test -f "/sbin/mount.efs" && echo -e "\n[client-info]\nsource=liw" >> /etc/amazon/efs/efs-utils.conf
mount -a -t efs,nfs4 defaults
EOF
}
resource "null_resource" "nullremote" {
depends_on = [aws_instance.task2_main_instance]
connection {
type = "ssh"
host = aws_instance.task2_main_instance.public_ip
user = "ec2-user"
private_key = file("../task2_keypair")
}
provisioner "remote-exec" {
inline = [
"sudo crontab -l > cronconfig.txt",
"sudo echo \"* * * * * sudo wget https://raw.githubusercontent.com/hitesh5309/lwi-hmc-task2/master/html/index.html -O /var/www/html/index.html\" >> cronconfig.txt",
"cat cronconfig.txt | sudo crontab -"
]
}
}
  • We create an S3 bucket for our image to be stored.
resource "aws_s3_bucket" "task2-image-bucket" {
bucket = "task2-image-bucket"
acl = "public-read"
tags = {
Name = "task2-image-bucket"
}
}
  • We then upload our image as an S3 bucket object.
locals {
img_path = "../image.png"
}
# Create s3 bucket objectresource "aws_s3_bucket_object" "object" {
bucket = "task2-image-bucket"
key = "image.png"
source = local.img_path
etag = filemd5(local.img_path)
acl = "public-read"
}
  • We finally create a CloudFront distribution for the S3 bucket with a configuration similar to what we had in our previous article.
locals {
s3_origin_id = "s3-origin"
}
resource "aws_cloudfront_distribution" "task2-s3-distribution" {
enabled = true
is_ipv6_enabled = true

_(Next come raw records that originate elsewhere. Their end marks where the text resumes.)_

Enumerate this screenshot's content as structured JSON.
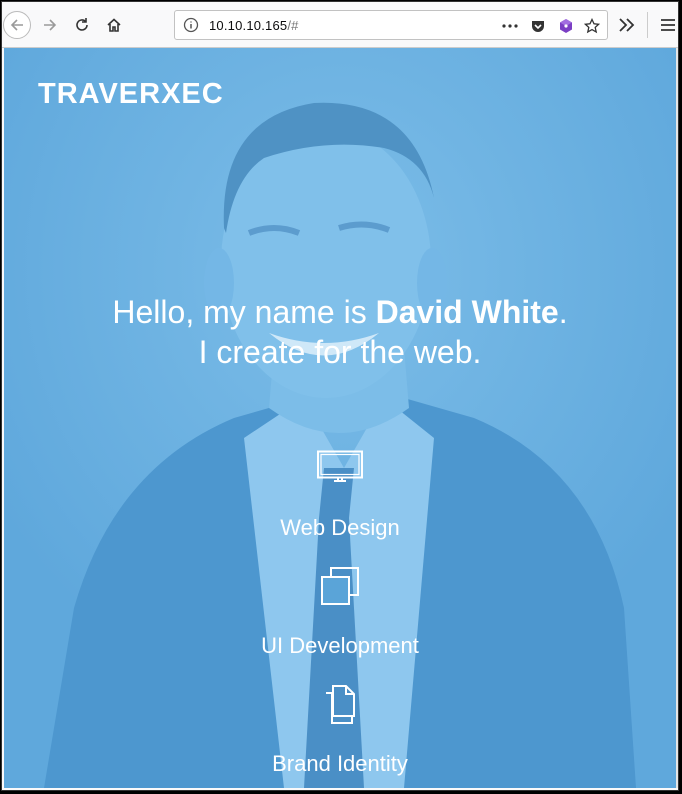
{
  "browser": {
    "url_host": "10.10.10.165",
    "url_path": "/#"
  },
  "site": {
    "brand": "TRAVERXEC",
    "headline_prefix": "Hello, my name is ",
    "headline_name": "David White",
    "headline_suffix": ".",
    "headline_line2": "I create for the web.",
    "services": [
      {
        "label": "Web Design",
        "icon": "monitor-icon"
      },
      {
        "label": "UI Development",
        "icon": "stacked-windows-icon"
      },
      {
        "label": "Brand Identity",
        "icon": "documents-icon"
      }
    ]
  },
  "colors": {
    "hero_overlay": "#64ade0",
    "text": "#ffffff"
  }
}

origin {
domain_name = aws_s3_bucket.task2-image-bucket.bucket_regional_domain_name
origin_id = local.s3_origin_id
}
restrictions {
geo_restriction {
restriction_type = "none"
}
}
default_cache_behavior {
target_origin_id = local.s3_origin_id
allowed_methods = ["HEAD", "DELETE", "POST", "GET", "OPTIONS", "PUT", "PATCH"]
cached_methods = ["HEAD", "GET", "OPTIONS"]
forwarded_values {
query_string = false
cookies {
forward = "none"
}
}
viewer_protocol_policy = "redirect-to-https"
min_ttl = 0
default_ttl = 720
max_ttl = 86400
}
viewer_certificate {
cloudfront_default_certificate = true
}
}
  • Then we run terraform init.
  • Then we run a terraform plan.
  • Then we execute terraform apply -auto-approve. This command takes about 10 to 20 minutes to finish executing. This builds our entire infrastructure.
  • Then we update our image.png URL to the one in our CloudFront distribution
  • Then we can access our site and see the resources being used.

Finally, we destroy our application with terraform destroy -auto-approve.

Thank you for reading this article.

--

--